> Activity
In the entries below, filter for the word "image" and copy every matching line.

[Web page and app entries]
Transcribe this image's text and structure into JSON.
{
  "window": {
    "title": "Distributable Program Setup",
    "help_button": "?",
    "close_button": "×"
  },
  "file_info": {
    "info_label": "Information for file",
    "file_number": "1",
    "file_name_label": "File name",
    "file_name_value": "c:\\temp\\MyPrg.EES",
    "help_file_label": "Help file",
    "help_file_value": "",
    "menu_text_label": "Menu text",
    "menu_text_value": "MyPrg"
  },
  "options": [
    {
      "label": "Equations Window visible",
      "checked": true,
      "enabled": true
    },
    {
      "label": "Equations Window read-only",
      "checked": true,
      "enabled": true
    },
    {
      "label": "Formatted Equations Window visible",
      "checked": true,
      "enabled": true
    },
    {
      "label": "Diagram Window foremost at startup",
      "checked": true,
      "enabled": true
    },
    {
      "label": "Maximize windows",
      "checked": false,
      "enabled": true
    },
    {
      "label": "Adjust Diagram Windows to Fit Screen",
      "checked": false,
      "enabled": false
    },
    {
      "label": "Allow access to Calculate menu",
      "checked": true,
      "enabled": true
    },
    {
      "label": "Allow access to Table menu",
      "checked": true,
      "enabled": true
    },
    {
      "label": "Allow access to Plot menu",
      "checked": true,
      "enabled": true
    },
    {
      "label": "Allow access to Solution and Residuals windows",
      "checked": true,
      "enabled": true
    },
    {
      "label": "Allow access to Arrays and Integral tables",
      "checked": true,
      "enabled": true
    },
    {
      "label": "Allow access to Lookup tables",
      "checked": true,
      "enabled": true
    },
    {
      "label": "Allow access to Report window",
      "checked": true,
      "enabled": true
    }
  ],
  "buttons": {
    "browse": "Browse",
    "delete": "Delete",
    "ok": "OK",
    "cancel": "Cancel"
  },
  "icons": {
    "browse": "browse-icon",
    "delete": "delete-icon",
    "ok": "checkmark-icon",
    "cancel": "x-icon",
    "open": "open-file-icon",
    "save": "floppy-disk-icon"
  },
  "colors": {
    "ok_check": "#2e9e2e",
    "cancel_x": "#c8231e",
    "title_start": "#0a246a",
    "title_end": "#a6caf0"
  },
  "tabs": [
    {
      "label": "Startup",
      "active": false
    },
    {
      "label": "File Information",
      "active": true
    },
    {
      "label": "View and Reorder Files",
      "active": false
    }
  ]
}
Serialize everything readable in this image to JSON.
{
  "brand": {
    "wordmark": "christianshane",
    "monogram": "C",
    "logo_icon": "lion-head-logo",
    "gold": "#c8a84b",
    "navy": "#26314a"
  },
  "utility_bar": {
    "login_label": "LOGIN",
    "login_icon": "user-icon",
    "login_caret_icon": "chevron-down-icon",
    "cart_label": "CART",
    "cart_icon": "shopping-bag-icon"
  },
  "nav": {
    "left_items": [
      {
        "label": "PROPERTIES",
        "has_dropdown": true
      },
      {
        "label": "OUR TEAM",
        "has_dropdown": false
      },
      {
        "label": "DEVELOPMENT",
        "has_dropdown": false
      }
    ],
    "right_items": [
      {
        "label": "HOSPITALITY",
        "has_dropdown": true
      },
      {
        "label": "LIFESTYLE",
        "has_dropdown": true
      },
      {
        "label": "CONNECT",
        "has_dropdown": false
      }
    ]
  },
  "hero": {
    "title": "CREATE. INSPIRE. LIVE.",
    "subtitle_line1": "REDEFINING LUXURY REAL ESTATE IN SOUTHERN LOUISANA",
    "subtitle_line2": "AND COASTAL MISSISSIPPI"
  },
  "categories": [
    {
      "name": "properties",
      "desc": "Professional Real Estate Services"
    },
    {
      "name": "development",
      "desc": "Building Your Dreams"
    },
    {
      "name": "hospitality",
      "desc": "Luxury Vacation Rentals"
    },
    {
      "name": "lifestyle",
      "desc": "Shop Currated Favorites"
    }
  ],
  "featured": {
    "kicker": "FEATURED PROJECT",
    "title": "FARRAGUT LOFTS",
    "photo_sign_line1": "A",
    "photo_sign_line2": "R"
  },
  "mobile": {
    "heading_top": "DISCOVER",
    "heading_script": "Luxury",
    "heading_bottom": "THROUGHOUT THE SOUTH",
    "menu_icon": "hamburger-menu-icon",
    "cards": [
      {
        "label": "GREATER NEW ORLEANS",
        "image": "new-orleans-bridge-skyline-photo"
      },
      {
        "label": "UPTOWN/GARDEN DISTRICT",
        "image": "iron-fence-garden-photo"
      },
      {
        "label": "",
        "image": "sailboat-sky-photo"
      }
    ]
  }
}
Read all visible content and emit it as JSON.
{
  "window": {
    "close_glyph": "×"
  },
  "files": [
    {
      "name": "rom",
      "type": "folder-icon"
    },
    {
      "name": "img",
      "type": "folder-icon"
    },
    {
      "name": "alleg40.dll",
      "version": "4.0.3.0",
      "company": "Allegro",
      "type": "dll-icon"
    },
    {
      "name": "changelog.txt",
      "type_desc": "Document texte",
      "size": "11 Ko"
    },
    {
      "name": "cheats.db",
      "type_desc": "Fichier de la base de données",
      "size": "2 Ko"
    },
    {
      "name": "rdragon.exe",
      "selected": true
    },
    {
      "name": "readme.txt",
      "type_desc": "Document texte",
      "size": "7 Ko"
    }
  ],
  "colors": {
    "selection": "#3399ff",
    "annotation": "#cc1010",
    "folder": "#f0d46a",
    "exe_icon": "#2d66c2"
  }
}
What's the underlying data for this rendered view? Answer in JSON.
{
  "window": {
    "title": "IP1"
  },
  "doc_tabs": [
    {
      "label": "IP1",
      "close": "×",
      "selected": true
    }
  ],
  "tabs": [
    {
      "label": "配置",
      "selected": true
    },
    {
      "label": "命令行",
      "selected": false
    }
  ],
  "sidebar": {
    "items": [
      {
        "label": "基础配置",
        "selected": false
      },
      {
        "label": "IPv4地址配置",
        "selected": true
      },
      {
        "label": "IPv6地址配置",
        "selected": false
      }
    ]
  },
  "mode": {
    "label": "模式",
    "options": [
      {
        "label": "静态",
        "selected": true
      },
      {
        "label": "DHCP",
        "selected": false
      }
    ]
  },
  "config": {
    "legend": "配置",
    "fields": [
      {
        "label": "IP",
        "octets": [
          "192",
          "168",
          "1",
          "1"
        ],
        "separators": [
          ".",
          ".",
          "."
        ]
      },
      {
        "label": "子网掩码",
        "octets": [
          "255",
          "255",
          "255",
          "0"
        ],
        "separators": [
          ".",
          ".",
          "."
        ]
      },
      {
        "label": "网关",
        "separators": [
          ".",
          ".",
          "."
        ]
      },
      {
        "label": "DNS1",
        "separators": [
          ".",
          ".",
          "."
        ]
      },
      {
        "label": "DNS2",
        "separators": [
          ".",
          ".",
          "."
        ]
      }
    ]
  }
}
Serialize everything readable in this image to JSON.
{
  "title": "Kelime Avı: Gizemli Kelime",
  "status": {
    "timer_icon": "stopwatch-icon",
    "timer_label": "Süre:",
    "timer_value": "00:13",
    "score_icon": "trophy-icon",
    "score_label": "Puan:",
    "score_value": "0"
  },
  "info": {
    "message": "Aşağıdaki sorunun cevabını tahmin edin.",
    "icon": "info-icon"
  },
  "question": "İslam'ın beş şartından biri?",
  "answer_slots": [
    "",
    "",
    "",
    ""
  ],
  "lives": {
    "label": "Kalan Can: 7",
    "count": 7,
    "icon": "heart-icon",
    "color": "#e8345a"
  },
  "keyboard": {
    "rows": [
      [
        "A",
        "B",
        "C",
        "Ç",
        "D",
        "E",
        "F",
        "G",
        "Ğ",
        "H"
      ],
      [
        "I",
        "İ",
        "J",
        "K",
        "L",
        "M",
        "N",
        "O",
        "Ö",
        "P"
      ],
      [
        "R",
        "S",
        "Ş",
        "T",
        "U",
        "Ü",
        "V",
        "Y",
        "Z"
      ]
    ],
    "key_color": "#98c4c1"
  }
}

> Answer to this task
Transcribe this image's text and structure into JSON.
Serialize everything readable in this image to JSON.
        "image": "new-orleans-bridge-skyline-photo"
        "image": "iron-fence-garden-photo"
        "image": "sailboat-sky-photo"
Serialize everything readable in this image to JSON.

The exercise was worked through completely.